DATA RECORDS:
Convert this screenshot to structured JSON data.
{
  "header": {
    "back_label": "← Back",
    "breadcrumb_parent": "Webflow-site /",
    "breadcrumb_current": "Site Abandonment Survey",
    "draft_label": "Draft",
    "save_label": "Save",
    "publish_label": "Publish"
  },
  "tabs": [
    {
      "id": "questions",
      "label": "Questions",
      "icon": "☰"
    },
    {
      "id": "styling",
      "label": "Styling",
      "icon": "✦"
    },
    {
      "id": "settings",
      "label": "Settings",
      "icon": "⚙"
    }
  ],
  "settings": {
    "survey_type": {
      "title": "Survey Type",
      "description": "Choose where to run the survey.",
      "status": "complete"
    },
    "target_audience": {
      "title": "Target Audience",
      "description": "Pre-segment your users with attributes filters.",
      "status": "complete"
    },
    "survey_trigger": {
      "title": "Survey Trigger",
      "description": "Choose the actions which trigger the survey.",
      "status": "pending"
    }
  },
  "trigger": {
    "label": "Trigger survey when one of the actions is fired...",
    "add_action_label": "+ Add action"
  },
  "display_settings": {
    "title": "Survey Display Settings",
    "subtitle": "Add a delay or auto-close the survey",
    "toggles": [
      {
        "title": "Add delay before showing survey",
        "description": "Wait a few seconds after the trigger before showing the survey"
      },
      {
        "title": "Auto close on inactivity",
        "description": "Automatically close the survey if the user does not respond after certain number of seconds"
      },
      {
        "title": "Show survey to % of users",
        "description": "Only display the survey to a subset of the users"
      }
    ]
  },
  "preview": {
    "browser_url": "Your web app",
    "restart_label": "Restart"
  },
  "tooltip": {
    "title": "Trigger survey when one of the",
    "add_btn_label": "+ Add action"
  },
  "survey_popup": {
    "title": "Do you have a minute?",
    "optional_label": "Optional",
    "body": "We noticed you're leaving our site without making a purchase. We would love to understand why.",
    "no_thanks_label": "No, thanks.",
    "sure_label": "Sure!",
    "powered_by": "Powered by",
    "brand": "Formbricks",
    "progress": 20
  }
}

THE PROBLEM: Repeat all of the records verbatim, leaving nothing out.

RESPONSE:
Convert this screenshot to structured JSON data.
{
  "header": {
    "back_label": "← Back",
    "breadcrumb_parent": "Webflow-site /",
    "breadcrumb_current": "Site Abandonment Survey",
    "draft_label": "Draft",
    "save_label": "Save",
    "publish_label": "Publish"
  },
  "tabs": [
    {
      "id": "questions",
      "label": "Questions",
      "icon": "☰"
    },
    {
      "id": "styling",
      "label": "Styling",
      "icon": "✦"
    },
    {
      "id": "settings",
      "label": "Settings",
      "icon": "⚙"
    }
  ],
  "settings": {
    "survey_type": {
      "title": "Survey Type",
      "description": "Choose where to run the survey.",
      "status": "complete"
    },
    "target_audience": {
      "title": "Target Audience",
      "description": "Pre-segment your users with attributes filters.",
      "status": "complete"
    },
    "survey_trigger": {
      "title": "Survey Trigger",
      "description": "Choose the actions which trigger the survey.",
      "status": "pending"
    }
  },
  "trigger": {
    "label": "Trigger survey when one of the actions is fired...",
    "add_action_label": "+ Add action"
  },
  "display_settings": {
    "title": "Survey Display Settings",
    "subtitle": "Add a delay or auto-close the survey",
    "toggles": [
      {
        "title": "Add delay before showing survey",
        "description": "Wait a few seconds after the trigger before showing the survey"
      },
      {
        "title": "Auto close on inactivity",
        "description": "Automatically close the survey if the user does not respond after certain number of seconds"
      },
      {
        "title": "Show survey to % of users",
        "description": "Only display the survey to a subset of the users"
      }
    ]
  },
  "preview": {
    "browser_url": "Your web app",
    "restart_label": "Restart"
  },
  "tooltip": {
    "title": "Trigger survey when one of the",
    "add_btn_label": "+ Add action"
  },
  "survey_popup": {
    "title": "Do you have a minute?",
    "optional_label": "Optional",
    "body": "We noticed you're leaving our site without making a purchase. We would love to understand why.",
    "no_thanks_label": "No, thanks.",
    "sure_label": "Sure!",
    "powered_by": "Powered by",
    "brand": "Formbricks",
    "progress": 20
  }
}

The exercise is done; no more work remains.